The set designs are truly wonderful, expertly crafted and the same goes for the costume design. True to the satirical tone of the film, the scientists in the meeting look more like magicians than scientists. The professor, played by Melies himself, simply draws a picture of the Earth and Moon, and a capsule in its trajectory. There's not even a single equation! However the scientists at first are outraged, then a few accept it with minimum details. The themes in the film range from the exploration of space worlds unknown, to even social commentary on colonization.
A Trip to the moon is undoubtedly a surrealist film creating entities from inanimate objects, blending dreams with reality and theater with the endless creative potential of film. Inspirations for the movie include Jules Verne's novels "From the earth to the moon" and "Around the Moon" among other works. George Melies background as a magician and in theater helped him create the effects for the movie. For the special effects, substitution splice technique, which was also developed by Melies was extensively used. The camera operator would stop for long enough so that something could be added in or moved out of frame. This effect was also used for the famous man in the moon shot, allowing the capsule to suddenly appear in the eye of the actor.
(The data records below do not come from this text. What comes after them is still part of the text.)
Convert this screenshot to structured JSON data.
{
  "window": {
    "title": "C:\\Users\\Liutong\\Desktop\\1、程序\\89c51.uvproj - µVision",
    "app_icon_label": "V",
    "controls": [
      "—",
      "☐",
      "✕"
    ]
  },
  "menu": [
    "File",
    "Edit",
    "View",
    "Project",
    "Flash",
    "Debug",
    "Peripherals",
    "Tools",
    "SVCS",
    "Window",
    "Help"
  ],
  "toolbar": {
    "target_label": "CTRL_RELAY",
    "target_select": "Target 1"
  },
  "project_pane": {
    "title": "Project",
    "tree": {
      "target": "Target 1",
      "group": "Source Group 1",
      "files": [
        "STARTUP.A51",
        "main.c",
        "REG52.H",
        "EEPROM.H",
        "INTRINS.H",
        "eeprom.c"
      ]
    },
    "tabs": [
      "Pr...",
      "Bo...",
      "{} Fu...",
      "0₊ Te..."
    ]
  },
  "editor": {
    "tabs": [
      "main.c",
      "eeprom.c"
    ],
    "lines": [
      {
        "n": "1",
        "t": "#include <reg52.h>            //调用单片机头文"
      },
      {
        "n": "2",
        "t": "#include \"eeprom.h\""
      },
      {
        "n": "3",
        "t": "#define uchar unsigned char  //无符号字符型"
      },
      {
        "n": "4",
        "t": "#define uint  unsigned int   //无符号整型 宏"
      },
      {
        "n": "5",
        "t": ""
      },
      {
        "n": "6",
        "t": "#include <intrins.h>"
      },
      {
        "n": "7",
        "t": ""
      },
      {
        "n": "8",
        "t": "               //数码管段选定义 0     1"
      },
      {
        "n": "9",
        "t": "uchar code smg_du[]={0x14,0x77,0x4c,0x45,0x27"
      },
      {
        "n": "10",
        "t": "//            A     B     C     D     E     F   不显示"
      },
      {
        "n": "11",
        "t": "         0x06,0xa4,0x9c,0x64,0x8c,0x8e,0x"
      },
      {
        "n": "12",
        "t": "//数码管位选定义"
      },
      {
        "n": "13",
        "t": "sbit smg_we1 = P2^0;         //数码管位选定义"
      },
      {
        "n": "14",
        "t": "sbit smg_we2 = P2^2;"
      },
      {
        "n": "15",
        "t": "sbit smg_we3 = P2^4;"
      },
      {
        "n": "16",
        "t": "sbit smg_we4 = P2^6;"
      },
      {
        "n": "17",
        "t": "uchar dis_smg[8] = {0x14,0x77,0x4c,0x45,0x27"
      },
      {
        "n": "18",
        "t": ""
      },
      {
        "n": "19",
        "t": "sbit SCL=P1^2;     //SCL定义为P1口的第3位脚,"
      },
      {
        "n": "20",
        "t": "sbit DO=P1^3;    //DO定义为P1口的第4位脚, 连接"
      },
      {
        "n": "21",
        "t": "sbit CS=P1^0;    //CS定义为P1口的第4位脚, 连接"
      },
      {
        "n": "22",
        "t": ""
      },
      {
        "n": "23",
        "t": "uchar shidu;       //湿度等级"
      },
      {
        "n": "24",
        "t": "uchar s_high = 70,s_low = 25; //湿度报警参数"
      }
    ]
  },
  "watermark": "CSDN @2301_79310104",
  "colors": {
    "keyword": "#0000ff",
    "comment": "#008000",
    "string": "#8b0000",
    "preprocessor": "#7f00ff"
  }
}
According to Melies’ memoirs, he had a hard time selling the film to exhibitors because of his unusually elevated price. Knowing that he wouldn't be able to sell it before word of mouth would spread, he allowed one of one exhibitor to borrow the film for free so he could show it to an audience to see how the film would be received. Needless to say the film was a spectacular success. Afterwards the film was shown uninterrupted at the Olympia Music Hall in Paris for several months. Although the film was a success in the United States as well, this wasn't exactly great for Melies since the film suffered from a piracy crisis. Thomas Edison among others created copies of the film and gave it a widespread distribution without Melies’ consent. It is said he even claimed he was the creator. Eventually Melies failed to continue making films due to financial problems, and ended up selling toys and candy in Paris.
Most of the prints for “A Trip to the Moon” were lost even though the film was a large success and was forgotten for quite a few years. It wasn't until 1997 that the full movie including the lost final celebration sequence was recreated.
The impact of "A trip to the moon" in the history of cinema is inescapable. It’s creative power in creating a fantasy world in a time where short documentary filmmaking was the norm, makes the film one of the great creative quests of the 20th century. Filmmakers that came after Melies have expressed their love for his work. Being featured in the Scorsese film "Hugo" that clearly shows the affection Scorsese had for Melies’ influence and the evolution of motion pictures. Filmmaker DW Griffith also expressed his gratefulness for Melies’ contribution, stating “I owe him everything”. Even until today the iconic capsule on the moon's "eye" has been a staple in pop culture since the day it was released to the public nearly 120 years ago!
It's a motion picture that can not be missed by anyone, whether a lover of film or a casual viewer. This is where it all begins!